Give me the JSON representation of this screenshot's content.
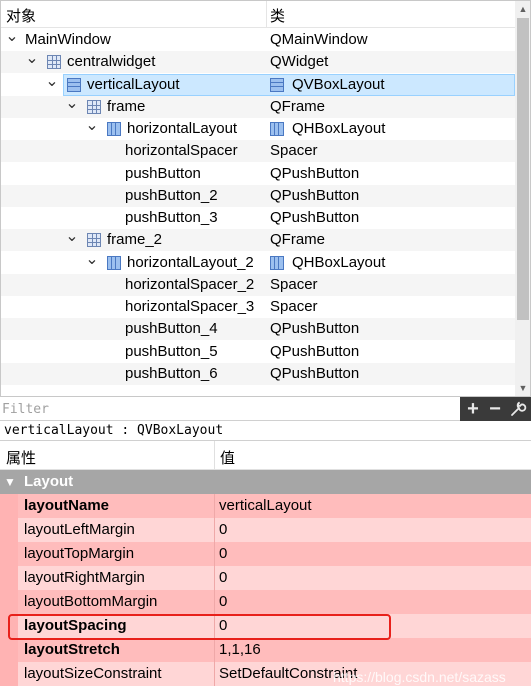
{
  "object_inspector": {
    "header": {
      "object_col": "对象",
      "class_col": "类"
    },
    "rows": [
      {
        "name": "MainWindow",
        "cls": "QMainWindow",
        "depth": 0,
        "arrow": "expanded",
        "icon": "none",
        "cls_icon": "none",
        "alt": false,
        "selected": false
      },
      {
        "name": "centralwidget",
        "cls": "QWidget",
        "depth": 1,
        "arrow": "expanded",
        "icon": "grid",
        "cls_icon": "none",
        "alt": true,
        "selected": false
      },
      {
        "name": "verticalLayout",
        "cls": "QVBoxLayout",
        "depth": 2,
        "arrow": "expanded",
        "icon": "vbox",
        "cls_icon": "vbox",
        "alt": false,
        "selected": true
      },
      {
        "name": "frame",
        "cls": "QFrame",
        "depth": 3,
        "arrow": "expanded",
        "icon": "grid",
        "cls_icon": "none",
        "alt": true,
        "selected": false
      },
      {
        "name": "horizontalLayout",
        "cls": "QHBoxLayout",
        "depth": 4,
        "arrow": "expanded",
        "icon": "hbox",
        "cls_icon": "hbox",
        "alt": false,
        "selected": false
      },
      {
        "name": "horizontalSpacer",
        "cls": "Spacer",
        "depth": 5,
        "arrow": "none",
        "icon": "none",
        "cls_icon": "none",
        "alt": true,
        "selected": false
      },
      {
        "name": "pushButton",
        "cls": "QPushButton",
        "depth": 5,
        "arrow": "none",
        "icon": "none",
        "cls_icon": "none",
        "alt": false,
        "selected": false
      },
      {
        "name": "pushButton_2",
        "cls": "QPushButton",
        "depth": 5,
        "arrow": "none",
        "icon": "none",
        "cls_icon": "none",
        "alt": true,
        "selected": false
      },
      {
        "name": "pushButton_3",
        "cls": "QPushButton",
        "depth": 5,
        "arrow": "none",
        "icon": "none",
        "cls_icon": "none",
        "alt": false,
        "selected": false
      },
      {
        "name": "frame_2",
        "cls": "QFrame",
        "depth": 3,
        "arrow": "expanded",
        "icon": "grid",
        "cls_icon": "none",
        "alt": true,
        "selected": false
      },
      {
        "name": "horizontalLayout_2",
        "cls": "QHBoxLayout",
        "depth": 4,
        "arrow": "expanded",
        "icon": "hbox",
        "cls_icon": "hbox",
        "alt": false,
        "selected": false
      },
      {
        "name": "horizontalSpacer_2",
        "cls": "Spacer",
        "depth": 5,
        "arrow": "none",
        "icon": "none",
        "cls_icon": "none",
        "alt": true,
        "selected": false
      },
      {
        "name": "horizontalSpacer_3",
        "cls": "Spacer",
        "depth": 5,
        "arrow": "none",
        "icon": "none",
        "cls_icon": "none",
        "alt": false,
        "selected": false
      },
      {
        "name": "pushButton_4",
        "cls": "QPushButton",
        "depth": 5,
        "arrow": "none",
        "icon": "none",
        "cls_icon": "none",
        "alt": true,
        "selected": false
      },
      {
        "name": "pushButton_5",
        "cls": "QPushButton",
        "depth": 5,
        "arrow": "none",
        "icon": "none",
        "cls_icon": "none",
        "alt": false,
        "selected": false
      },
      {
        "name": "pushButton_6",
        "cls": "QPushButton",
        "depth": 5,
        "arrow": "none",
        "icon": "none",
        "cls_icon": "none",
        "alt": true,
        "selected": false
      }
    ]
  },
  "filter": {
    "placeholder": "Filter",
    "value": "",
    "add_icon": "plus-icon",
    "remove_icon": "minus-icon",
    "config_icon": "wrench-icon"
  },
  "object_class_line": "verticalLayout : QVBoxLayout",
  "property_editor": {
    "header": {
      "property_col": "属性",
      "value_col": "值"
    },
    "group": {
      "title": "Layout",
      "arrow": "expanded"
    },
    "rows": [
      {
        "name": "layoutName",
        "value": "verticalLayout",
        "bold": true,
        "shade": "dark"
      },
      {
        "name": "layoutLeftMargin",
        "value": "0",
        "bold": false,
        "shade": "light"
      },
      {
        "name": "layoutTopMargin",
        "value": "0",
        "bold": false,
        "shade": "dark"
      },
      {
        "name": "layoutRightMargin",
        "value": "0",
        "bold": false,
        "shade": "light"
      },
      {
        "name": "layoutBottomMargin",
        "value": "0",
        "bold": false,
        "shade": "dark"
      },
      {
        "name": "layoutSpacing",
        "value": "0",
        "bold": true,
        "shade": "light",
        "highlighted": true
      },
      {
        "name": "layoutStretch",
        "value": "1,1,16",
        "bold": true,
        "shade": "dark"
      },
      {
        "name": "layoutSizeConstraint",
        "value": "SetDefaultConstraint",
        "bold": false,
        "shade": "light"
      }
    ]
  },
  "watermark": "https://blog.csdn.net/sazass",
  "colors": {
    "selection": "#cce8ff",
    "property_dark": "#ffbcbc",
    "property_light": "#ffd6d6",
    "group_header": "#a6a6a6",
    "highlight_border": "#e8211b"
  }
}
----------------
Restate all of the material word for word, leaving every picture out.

Give me the JSON representation of this screenshot's content.
{
  "object_inspector": {
    "header": {
      "object_col": "对象",
      "class_col": "类"
    },
    "rows": [
      {
        "name": "MainWindow",
        "cls": "QMainWindow",
        "depth": 0,
        "arrow": "expanded",
        "icon": "none",
        "cls_icon": "none",
        "alt": false,
        "selected": false
      },
      {
        "name": "centralwidget",
        "cls": "QWidget",
        "depth": 1,
        "arrow": "expanded",
        "icon": "grid",
        "cls_icon": "none",
        "alt": true,
        "selected": false
      },
      {
        "name": "verticalLayout",
        "cls": "QVBoxLayout",
        "depth": 2,
        "arrow": "expanded",
        "icon": "vbox",
        "cls_icon": "vbox",
        "alt": false,
        "selected": true
      },
      {
        "name": "frame",
        "cls": "QFrame",
        "depth": 3,
        "arrow": "expanded",
        "icon": "grid",
        "cls_icon": "none",
        "alt": true,
        "selected": false
      },
      {
        "name": "horizontalLayout",
        "cls": "QHBoxLayout",
        "depth": 4,
        "arrow": "expanded",
        "icon": "hbox",
        "cls_icon": "hbox",
        "alt": false,
        "selected": false
      },
      {
        "name": "horizontalSpacer",
        "cls": "Spacer",
        "depth": 5,
        "arrow": "none",
        "icon": "none",
        "cls_icon": "none",
        "alt": true,
        "selected": false
      },
      {
        "name": "pushButton",
        "cls": "QPushButton",
        "depth": 5,
        "arrow": "none",
        "icon": "none",
        "cls_icon": "none",
        "alt": false,
        "selected": false
      },
      {
        "name": "pushButton_2",
        "cls": "QPushButton",
        "depth": 5,
        "arrow": "none",
        "icon": "none",
        "cls_icon": "none",
        "alt": true,
        "selected": false
      },
      {
        "name": "pushButton_3",
        "cls": "QPushButton",
        "depth": 5,
        "arrow": "none",
        "icon": "none",
        "cls_icon": "none",
        "alt": false,
        "selected": false
      },
      {
        "name": "frame_2",
        "cls": "QFrame",
        "depth": 3,
        "arrow": "expanded",
        "icon": "grid",
        "cls_icon": "none",
        "alt": true,
        "selected": false
      },
      {
        "name": "horizontalLayout_2",
        "cls": "QHBoxLayout",
        "depth": 4,
        "arrow": "expanded",
        "icon": "hbox",
        "cls_icon": "hbox",
        "alt": false,
        "selected": false
      },
      {
        "name": "horizontalSpacer_2",
        "cls": "Spacer",
        "depth": 5,
        "arrow": "none",
        "icon": "none",
        "cls_icon": "none",
        "alt": true,
        "selected": false
      },
      {
        "name": "horizontalSpacer_3",
        "cls": "Spacer",
        "depth": 5,
        "arrow": "none",
        "icon": "none",
        "cls_icon": "none",
        "alt": false,
        "selected": false
      },
      {
        "name": "pushButton_4",
        "cls": "QPushButton",
        "depth": 5,
        "arrow": "none",
        "icon": "none",
        "cls_icon": "none",
        "alt": true,
        "selected": false
      },
      {
        "name": "pushButton_5",
        "cls": "QPushButton",
        "depth": 5,
        "arrow": "none",
        "icon": "none",
        "cls_icon": "none",
        "alt": false,
        "selected": false
      },
      {
        "name": "pushButton_6",
        "cls": "QPushButton",
        "depth": 5,
        "arrow": "none",
        "icon": "none",
        "cls_icon": "none",
        "alt": true,
        "selected": false
      }
    ]
  },
  "filter": {
    "placeholder": "Filter",
    "value": "",
    "add_icon": "plus-icon",
    "remove_icon": "minus-icon",
    "config_icon": "wrench-icon"
  },
  "object_class_line": "verticalLayout : QVBoxLayout",
  "property_editor": {
    "header": {
      "property_col": "属性",
      "value_col": "值"
    },
    "group": {
      "title": "Layout",
      "arrow": "expanded"
    },
    "rows": [
      {
        "name": "layoutName",
        "value": "verticalLayout",
        "bold": true,
        "shade": "dark"
      },
      {
        "name": "layoutLeftMargin",
        "value": "0",
        "bold": false,
        "shade": "light"
      },
      {
        "name": "layoutTopMargin",
        "value": "0",
        "bold": false,
        "shade": "dark"
      },
      {
        "name": "layoutRightMargin",
        "value": "0",
        "bold": false,
        "shade": "light"
      },
      {
        "name": "layoutBottomMargin",
        "value": "0",
        "bold": false,
        "shade": "dark"
      },
      {
        "name": "layoutSpacing",
        "value": "0",
        "bold": true,
        "shade": "light",
        "highlighted": true
      },
      {
        "name": "layoutStretch",
        "value": "1,1,16",
        "bold": true,
        "shade": "dark"
      },
      {
        "name": "layoutSizeConstraint",
        "value": "SetDefaultConstraint",
        "bold": false,
        "shade": "light"
      }
    ]
  },
  "watermark": "https://blog.csdn.net/sazass",
  "colors": {
    "selection": "#cce8ff",
    "property_dark": "#ffbcbc",
    "property_light": "#ffd6d6",
    "group_header": "#a6a6a6",
    "highlight_border": "#e8211b"
  }
}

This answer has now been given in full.